Barton also raised sizable donations during the 2018 race, including $100,000 from Nike co-founder Phil Knight and over $150,000 from ActionPAC—a political action committee funded by Henry Swigert of ESCO Corp.

ActionPAC appears keen on keeping Barton in office. Last month, state records show, the PAC donated $10,000 to the incumbent’s campaign. To date, Barton has raised just over $40,000, including $1,000 from the campaign of former state Rep. Knute Buehler, $1,000 from Oregon District Attorneys Association executive director Michael Wu, and $5,000 from Washington County Chief Deputy DA Jeff Lesowski.

Decker has raised about $13,700 to date. That includes $500 from former U.S. Attorney for Arizona John Leonardo and $250 from Campos’ campaign. His endorsers include Beaverton Mayor Lacey Beaty, Beaverton City Councilor Nadia Hasan, and Hillsboro City Councilor Olivia Alcaire.

If Decker’s campaign website is any indicator, criminal justice reform will likely be a sticking point between the candidates.

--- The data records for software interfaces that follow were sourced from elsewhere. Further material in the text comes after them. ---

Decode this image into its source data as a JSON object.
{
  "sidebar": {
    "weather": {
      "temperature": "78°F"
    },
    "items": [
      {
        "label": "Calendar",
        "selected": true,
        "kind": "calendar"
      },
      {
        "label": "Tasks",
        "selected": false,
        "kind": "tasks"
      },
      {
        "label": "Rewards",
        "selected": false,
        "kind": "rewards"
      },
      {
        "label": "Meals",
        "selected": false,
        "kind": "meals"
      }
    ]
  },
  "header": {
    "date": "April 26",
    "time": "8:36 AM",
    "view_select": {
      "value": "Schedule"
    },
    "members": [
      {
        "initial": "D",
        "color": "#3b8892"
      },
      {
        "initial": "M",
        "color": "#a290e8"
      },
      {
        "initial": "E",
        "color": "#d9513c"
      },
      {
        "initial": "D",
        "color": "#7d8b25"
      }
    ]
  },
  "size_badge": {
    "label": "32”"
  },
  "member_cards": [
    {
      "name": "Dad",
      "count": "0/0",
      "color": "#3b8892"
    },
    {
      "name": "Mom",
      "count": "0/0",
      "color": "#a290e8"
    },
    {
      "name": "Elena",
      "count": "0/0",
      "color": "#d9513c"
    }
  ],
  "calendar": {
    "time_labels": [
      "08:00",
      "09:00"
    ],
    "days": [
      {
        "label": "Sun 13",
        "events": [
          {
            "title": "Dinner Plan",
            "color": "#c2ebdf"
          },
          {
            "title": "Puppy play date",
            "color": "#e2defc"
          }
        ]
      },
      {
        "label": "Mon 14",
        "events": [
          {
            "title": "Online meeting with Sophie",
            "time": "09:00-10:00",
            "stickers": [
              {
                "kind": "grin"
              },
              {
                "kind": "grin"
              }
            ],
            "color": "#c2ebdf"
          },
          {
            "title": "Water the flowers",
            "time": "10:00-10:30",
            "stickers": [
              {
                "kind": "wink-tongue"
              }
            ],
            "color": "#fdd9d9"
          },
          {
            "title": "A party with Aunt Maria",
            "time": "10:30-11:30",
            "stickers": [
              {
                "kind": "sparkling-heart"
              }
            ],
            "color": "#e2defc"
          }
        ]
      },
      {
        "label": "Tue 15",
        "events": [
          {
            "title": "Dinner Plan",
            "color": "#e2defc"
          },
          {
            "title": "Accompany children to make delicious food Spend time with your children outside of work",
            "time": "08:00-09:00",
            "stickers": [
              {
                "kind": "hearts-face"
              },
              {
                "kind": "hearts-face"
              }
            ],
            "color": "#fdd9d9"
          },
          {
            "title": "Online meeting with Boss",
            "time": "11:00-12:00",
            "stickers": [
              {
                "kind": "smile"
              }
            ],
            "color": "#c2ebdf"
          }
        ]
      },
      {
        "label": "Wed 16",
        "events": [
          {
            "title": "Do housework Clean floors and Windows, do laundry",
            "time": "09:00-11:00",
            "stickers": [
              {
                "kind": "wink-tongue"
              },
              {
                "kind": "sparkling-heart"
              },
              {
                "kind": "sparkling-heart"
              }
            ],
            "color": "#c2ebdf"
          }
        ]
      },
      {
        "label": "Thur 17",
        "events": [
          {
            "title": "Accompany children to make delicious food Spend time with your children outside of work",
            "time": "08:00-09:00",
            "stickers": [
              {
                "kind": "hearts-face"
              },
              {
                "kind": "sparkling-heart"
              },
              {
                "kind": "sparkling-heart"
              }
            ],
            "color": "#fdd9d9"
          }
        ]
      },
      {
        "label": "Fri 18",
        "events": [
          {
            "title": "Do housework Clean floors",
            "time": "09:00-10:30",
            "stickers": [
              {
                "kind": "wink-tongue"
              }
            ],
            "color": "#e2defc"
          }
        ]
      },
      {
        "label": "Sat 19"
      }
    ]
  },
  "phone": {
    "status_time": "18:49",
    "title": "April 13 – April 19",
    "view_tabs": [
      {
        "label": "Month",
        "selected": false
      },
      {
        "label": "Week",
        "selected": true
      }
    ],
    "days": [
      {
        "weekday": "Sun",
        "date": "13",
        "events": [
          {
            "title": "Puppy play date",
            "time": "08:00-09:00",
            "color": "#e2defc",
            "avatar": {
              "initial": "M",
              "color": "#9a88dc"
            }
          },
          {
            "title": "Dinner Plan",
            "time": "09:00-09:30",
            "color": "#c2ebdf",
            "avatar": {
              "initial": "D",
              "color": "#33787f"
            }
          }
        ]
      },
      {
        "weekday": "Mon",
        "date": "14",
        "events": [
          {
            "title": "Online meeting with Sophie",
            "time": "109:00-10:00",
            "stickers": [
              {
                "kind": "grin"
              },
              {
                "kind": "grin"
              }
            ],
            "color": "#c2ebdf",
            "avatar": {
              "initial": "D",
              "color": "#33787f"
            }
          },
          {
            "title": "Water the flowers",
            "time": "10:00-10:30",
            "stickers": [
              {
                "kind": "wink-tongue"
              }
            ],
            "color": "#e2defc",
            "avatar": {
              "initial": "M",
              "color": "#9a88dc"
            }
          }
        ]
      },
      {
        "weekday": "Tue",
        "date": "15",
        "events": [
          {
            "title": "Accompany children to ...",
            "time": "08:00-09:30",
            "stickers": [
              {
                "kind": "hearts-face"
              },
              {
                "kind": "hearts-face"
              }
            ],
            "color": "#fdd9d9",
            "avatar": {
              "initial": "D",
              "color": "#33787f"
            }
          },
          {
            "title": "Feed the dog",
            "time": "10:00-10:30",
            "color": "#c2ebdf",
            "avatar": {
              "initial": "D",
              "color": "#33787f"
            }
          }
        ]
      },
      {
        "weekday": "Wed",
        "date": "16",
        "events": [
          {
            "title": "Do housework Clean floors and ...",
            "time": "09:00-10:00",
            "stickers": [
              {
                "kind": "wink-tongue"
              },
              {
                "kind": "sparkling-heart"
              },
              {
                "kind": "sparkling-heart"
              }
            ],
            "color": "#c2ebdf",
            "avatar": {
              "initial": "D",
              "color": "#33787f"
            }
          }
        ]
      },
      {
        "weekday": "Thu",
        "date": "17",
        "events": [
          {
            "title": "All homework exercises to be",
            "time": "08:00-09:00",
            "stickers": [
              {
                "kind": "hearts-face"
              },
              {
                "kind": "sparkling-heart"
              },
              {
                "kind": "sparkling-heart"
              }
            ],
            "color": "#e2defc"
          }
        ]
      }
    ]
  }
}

“Publicly claiming to embrace reform efforts, but obstructing them behind closed doors, the current District Attorney is out of step with community needs,” Decker’s website reads. “It’s time to put the history of injustice allowed by the current office in the past and move towards the future of public safety in Washington County.”